Given data Block Start

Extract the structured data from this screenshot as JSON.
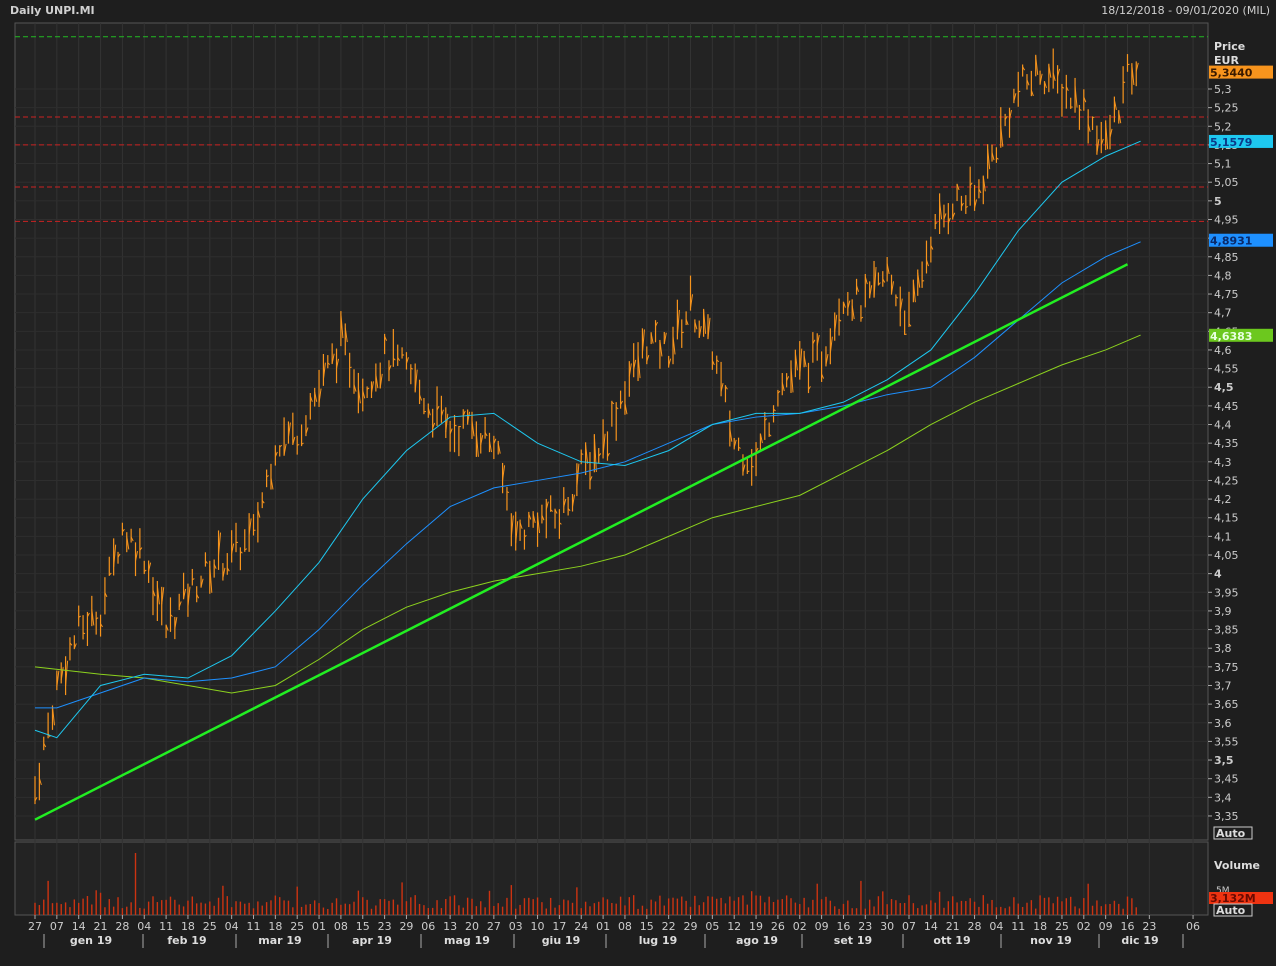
{
  "header": {
    "title": "Daily UNPI.MI",
    "range": "18/12/2018 - 09/01/2020 (MIL)"
  },
  "colors": {
    "bars": "#f7941d",
    "ma_fast": "#1ec8f0",
    "ma_mid": "#1e90ff",
    "ma_slow": "#8cd21e",
    "trend": "#22ee22",
    "res": "#cc2222",
    "top": "#22bb22",
    "volume": "#cc3311"
  },
  "chart_data": {
    "type": "bar",
    "title": "Daily UNPI.MI",
    "ylabel": "Price EUR",
    "ylim": [
      3.33,
      5.47
    ],
    "yticks": [
      "5,3",
      "5,25",
      "5,2",
      "5,15",
      "5,1",
      "5,05",
      "5",
      "4,95",
      "4,9",
      "4,85",
      "4,8",
      "4,75",
      "4,7",
      "4,65",
      "4,6",
      "4,55",
      "4,5",
      "4,45",
      "4,4",
      "4,35",
      "4,3",
      "4,25",
      "4,2",
      "4,15",
      "4,1",
      "4,05",
      "4",
      "3,95",
      "3,9",
      "3,85",
      "3,8",
      "3,75",
      "3,7",
      "3,65",
      "3,6",
      "3,55",
      "3,5",
      "3,45",
      "3,4",
      "3,35"
    ],
    "xticks": [
      "27",
      "07",
      "14",
      "21",
      "28",
      "04",
      "11",
      "18",
      "25",
      "04",
      "11",
      "18",
      "25",
      "01",
      "08",
      "15",
      "23",
      "29",
      "06",
      "13",
      "20",
      "27",
      "03",
      "10",
      "17",
      "24",
      "01",
      "08",
      "15",
      "22",
      "29",
      "05",
      "12",
      "19",
      "26",
      "02",
      "09",
      "16",
      "23",
      "30",
      "07",
      "14",
      "21",
      "28",
      "04",
      "11",
      "18",
      "25",
      "02",
      "09",
      "16",
      "23",
      "06"
    ],
    "months": [
      "gen 19",
      "feb 19",
      "mar 19",
      "apr 19",
      "mag 19",
      "giu 19",
      "lug 19",
      "ago 19",
      "set 19",
      "ott 19",
      "nov 19",
      "dic 19"
    ],
    "weekly_close": [
      3.42,
      3.7,
      3.85,
      3.9,
      4.12,
      4.05,
      3.85,
      3.95,
      4.02,
      4.05,
      4.1,
      4.35,
      4.38,
      4.5,
      4.62,
      4.5,
      4.58,
      4.55,
      4.45,
      4.38,
      4.4,
      4.35,
      4.1,
      4.15,
      4.15,
      4.28,
      4.35,
      4.5,
      4.62,
      4.6,
      4.72,
      4.6,
      4.35,
      4.3,
      4.5,
      4.55,
      4.58,
      4.75,
      4.72,
      4.8,
      4.68,
      4.9,
      5.0,
      5.0,
      5.15,
      5.3,
      5.35,
      5.3,
      5.25,
      5.15,
      5.33
    ],
    "ma_fast": [
      [
        0,
        3.58
      ],
      [
        1,
        3.56
      ],
      [
        3,
        3.7
      ],
      [
        5,
        3.73
      ],
      [
        7,
        3.72
      ],
      [
        9,
        3.78
      ],
      [
        11,
        3.9
      ],
      [
        13,
        4.03
      ],
      [
        15,
        4.2
      ],
      [
        17,
        4.33
      ],
      [
        19,
        4.42
      ],
      [
        21,
        4.43
      ],
      [
        23,
        4.35
      ],
      [
        25,
        4.3
      ],
      [
        27,
        4.29
      ],
      [
        29,
        4.33
      ],
      [
        31,
        4.4
      ],
      [
        33,
        4.43
      ],
      [
        35,
        4.43
      ],
      [
        37,
        4.46
      ],
      [
        39,
        4.52
      ],
      [
        41,
        4.6
      ],
      [
        43,
        4.75
      ],
      [
        45,
        4.92
      ],
      [
        47,
        5.05
      ],
      [
        49,
        5.12
      ],
      [
        50.6,
        5.16
      ]
    ],
    "ma_mid": [
      [
        0,
        3.64
      ],
      [
        1,
        3.64
      ],
      [
        5,
        3.72
      ],
      [
        7,
        3.71
      ],
      [
        9,
        3.72
      ],
      [
        11,
        3.75
      ],
      [
        13,
        3.85
      ],
      [
        15,
        3.97
      ],
      [
        17,
        4.08
      ],
      [
        19,
        4.18
      ],
      [
        21,
        4.23
      ],
      [
        23,
        4.25
      ],
      [
        25,
        4.27
      ],
      [
        27,
        4.3
      ],
      [
        29,
        4.35
      ],
      [
        31,
        4.4
      ],
      [
        33,
        4.42
      ],
      [
        35,
        4.43
      ],
      [
        37,
        4.45
      ],
      [
        39,
        4.48
      ],
      [
        41,
        4.5
      ],
      [
        43,
        4.58
      ],
      [
        45,
        4.68
      ],
      [
        47,
        4.78
      ],
      [
        49,
        4.85
      ],
      [
        50.6,
        4.89
      ]
    ],
    "ma_slow": [
      [
        0,
        3.75
      ],
      [
        3,
        3.73
      ],
      [
        5,
        3.72
      ],
      [
        7,
        3.7
      ],
      [
        9,
        3.68
      ],
      [
        11,
        3.7
      ],
      [
        13,
        3.77
      ],
      [
        15,
        3.85
      ],
      [
        17,
        3.91
      ],
      [
        19,
        3.95
      ],
      [
        21,
        3.98
      ],
      [
        23,
        4.0
      ],
      [
        25,
        4.02
      ],
      [
        27,
        4.05
      ],
      [
        29,
        4.1
      ],
      [
        31,
        4.15
      ],
      [
        33,
        4.18
      ],
      [
        35,
        4.21
      ],
      [
        37,
        4.27
      ],
      [
        39,
        4.33
      ],
      [
        41,
        4.4
      ],
      [
        43,
        4.46
      ],
      [
        45,
        4.51
      ],
      [
        47,
        4.56
      ],
      [
        49,
        4.6
      ],
      [
        50.6,
        4.64
      ]
    ],
    "trendline": [
      [
        0,
        3.34
      ],
      [
        50,
        4.83
      ]
    ],
    "hlines": {
      "top": 5.44,
      "resistance": [
        5.225,
        5.15,
        5.037,
        4.945
      ]
    },
    "last_labels": [
      {
        "text": "5,3440",
        "value": 5.344,
        "bg": "#f7941d",
        "fg": "#3a1a00"
      },
      {
        "text": "5,1579",
        "value": 5.158,
        "bg": "#1ec8f0",
        "fg": "#0a3a8a"
      },
      {
        "text": "4,8931",
        "value": 4.893,
        "bg": "#1e90ff",
        "fg": "#0a2a6a"
      },
      {
        "text": "4,6383",
        "value": 4.638,
        "bg": "#6cc81e",
        "fg": "#e8ffe0"
      }
    ],
    "volume": {
      "label": "Volume",
      "tick": "5M",
      "last": "3,132M",
      "scale_btn": "Auto"
    },
    "price_scale_btn": "Auto",
    "price_label": "Price",
    "currency": "EUR"
  }
}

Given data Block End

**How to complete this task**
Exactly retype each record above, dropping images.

**Exercise output**
Extract the structured data from this screenshot as JSON.
{
  "header": {
    "title": "Daily UNPI.MI",
    "range": "18/12/2018 - 09/01/2020 (MIL)"
  },
  "colors": {
    "bars": "#f7941d",
    "ma_fast": "#1ec8f0",
    "ma_mid": "#1e90ff",
    "ma_slow": "#8cd21e",
    "trend": "#22ee22",
    "res": "#cc2222",
    "top": "#22bb22",
    "volume": "#cc3311"
  },
  "chart_data": {
    "type": "bar",
    "title": "Daily UNPI.MI",
    "ylabel": "Price EUR",
    "ylim": [
      3.33,
      5.47
    ],
    "yticks": [
      "5,3",
      "5,25",
      "5,2",
      "5,15",
      "5,1",
      "5,05",
      "5",
      "4,95",
      "4,9",
      "4,85",
      "4,8",
      "4,75",
      "4,7",
      "4,65",
      "4,6",
      "4,55",
      "4,5",
      "4,45",
      "4,4",
      "4,35",
      "4,3",
      "4,25",
      "4,2",
      "4,15",
      "4,1",
      "4,05",
      "4",
      "3,95",
      "3,9",
      "3,85",
      "3,8",
      "3,75",
      "3,7",
      "3,65",
      "3,6",
      "3,55",
      "3,5",
      "3,45",
      "3,4",
      "3,35"
    ],
    "xticks": [
      "27",
      "07",
      "14",
      "21",
      "28",
      "04",
      "11",
      "18",
      "25",
      "04",
      "11",
      "18",
      "25",
      "01",
      "08",
      "15",
      "23",
      "29",
      "06",
      "13",
      "20",
      "27",
      "03",
      "10",
      "17",
      "24",
      "01",
      "08",
      "15",
      "22",
      "29",
      "05",
      "12",
      "19",
      "26",
      "02",
      "09",
      "16",
      "23",
      "30",
      "07",
      "14",
      "21",
      "28",
      "04",
      "11",
      "18",
      "25",
      "02",
      "09",
      "16",
      "23",
      "06"
    ],
    "months": [
      "gen 19",
      "feb 19",
      "mar 19",
      "apr 19",
      "mag 19",
      "giu 19",
      "lug 19",
      "ago 19",
      "set 19",
      "ott 19",
      "nov 19",
      "dic 19"
    ],
    "weekly_close": [
      3.42,
      3.7,
      3.85,
      3.9,
      4.12,
      4.05,
      3.85,
      3.95,
      4.02,
      4.05,
      4.1,
      4.35,
      4.38,
      4.5,
      4.62,
      4.5,
      4.58,
      4.55,
      4.45,
      4.38,
      4.4,
      4.35,
      4.1,
      4.15,
      4.15,
      4.28,
      4.35,
      4.5,
      4.62,
      4.6,
      4.72,
      4.6,
      4.35,
      4.3,
      4.5,
      4.55,
      4.58,
      4.75,
      4.72,
      4.8,
      4.68,
      4.9,
      5.0,
      5.0,
      5.15,
      5.3,
      5.35,
      5.3,
      5.25,
      5.15,
      5.33
    ],
    "ma_fast": [
      [
        0,
        3.58
      ],
      [
        1,
        3.56
      ],
      [
        3,
        3.7
      ],
      [
        5,
        3.73
      ],
      [
        7,
        3.72
      ],
      [
        9,
        3.78
      ],
      [
        11,
        3.9
      ],
      [
        13,
        4.03
      ],
      [
        15,
        4.2
      ],
      [
        17,
        4.33
      ],
      [
        19,
        4.42
      ],
      [
        21,
        4.43
      ],
      [
        23,
        4.35
      ],
      [
        25,
        4.3
      ],
      [
        27,
        4.29
      ],
      [
        29,
        4.33
      ],
      [
        31,
        4.4
      ],
      [
        33,
        4.43
      ],
      [
        35,
        4.43
      ],
      [
        37,
        4.46
      ],
      [
        39,
        4.52
      ],
      [
        41,
        4.6
      ],
      [
        43,
        4.75
      ],
      [
        45,
        4.92
      ],
      [
        47,
        5.05
      ],
      [
        49,
        5.12
      ],
      [
        50.6,
        5.16
      ]
    ],
    "ma_mid": [
      [
        0,
        3.64
      ],
      [
        1,
        3.64
      ],
      [
        5,
        3.72
      ],
      [
        7,
        3.71
      ],
      [
        9,
        3.72
      ],
      [
        11,
        3.75
      ],
      [
        13,
        3.85
      ],
      [
        15,
        3.97
      ],
      [
        17,
        4.08
      ],
      [
        19,
        4.18
      ],
      [
        21,
        4.23
      ],
      [
        23,
        4.25
      ],
      [
        25,
        4.27
      ],
      [
        27,
        4.3
      ],
      [
        29,
        4.35
      ],
      [
        31,
        4.4
      ],
      [
        33,
        4.42
      ],
      [
        35,
        4.43
      ],
      [
        37,
        4.45
      ],
      [
        39,
        4.48
      ],
      [
        41,
        4.5
      ],
      [
        43,
        4.58
      ],
      [
        45,
        4.68
      ],
      [
        47,
        4.78
      ],
      [
        49,
        4.85
      ],
      [
        50.6,
        4.89
      ]
    ],
    "ma_slow": [
      [
        0,
        3.75
      ],
      [
        3,
        3.73
      ],
      [
        5,
        3.72
      ],
      [
        7,
        3.7
      ],
      [
        9,
        3.68
      ],
      [
        11,
        3.7
      ],
      [
        13,
        3.77
      ],
      [
        15,
        3.85
      ],
      [
        17,
        3.91
      ],
      [
        19,
        3.95
      ],
      [
        21,
        3.98
      ],
      [
        23,
        4.0
      ],
      [
        25,
        4.02
      ],
      [
        27,
        4.05
      ],
      [
        29,
        4.1
      ],
      [
        31,
        4.15
      ],
      [
        33,
        4.18
      ],
      [
        35,
        4.21
      ],
      [
        37,
        4.27
      ],
      [
        39,
        4.33
      ],
      [
        41,
        4.4
      ],
      [
        43,
        4.46
      ],
      [
        45,
        4.51
      ],
      [
        47,
        4.56
      ],
      [
        49,
        4.6
      ],
      [
        50.6,
        4.64
      ]
    ],
    "trendline": [
      [
        0,
        3.34
      ],
      [
        50,
        4.83
      ]
    ],
    "hlines": {
      "top": 5.44,
      "resistance": [
        5.225,
        5.15,
        5.037,
        4.945
      ]
    },
    "last_labels": [
      {
        "text": "5,3440",
        "value": 5.344,
        "bg": "#f7941d",
        "fg": "#3a1a00"
      },
      {
        "text": "5,1579",
        "value": 5.158,
        "bg": "#1ec8f0",
        "fg": "#0a3a8a"
      },
      {
        "text": "4,8931",
        "value": 4.893,
        "bg": "#1e90ff",
        "fg": "#0a2a6a"
      },
      {
        "text": "4,6383",
        "value": 4.638,
        "bg": "#6cc81e",
        "fg": "#e8ffe0"
      }
    ],
    "volume": {
      "label": "Volume",
      "tick": "5M",
      "last": "3,132M",
      "scale_btn": "Auto"
    },
    "price_scale_btn": "Auto",
    "price_label": "Price",
    "currency": "EUR"
  }
}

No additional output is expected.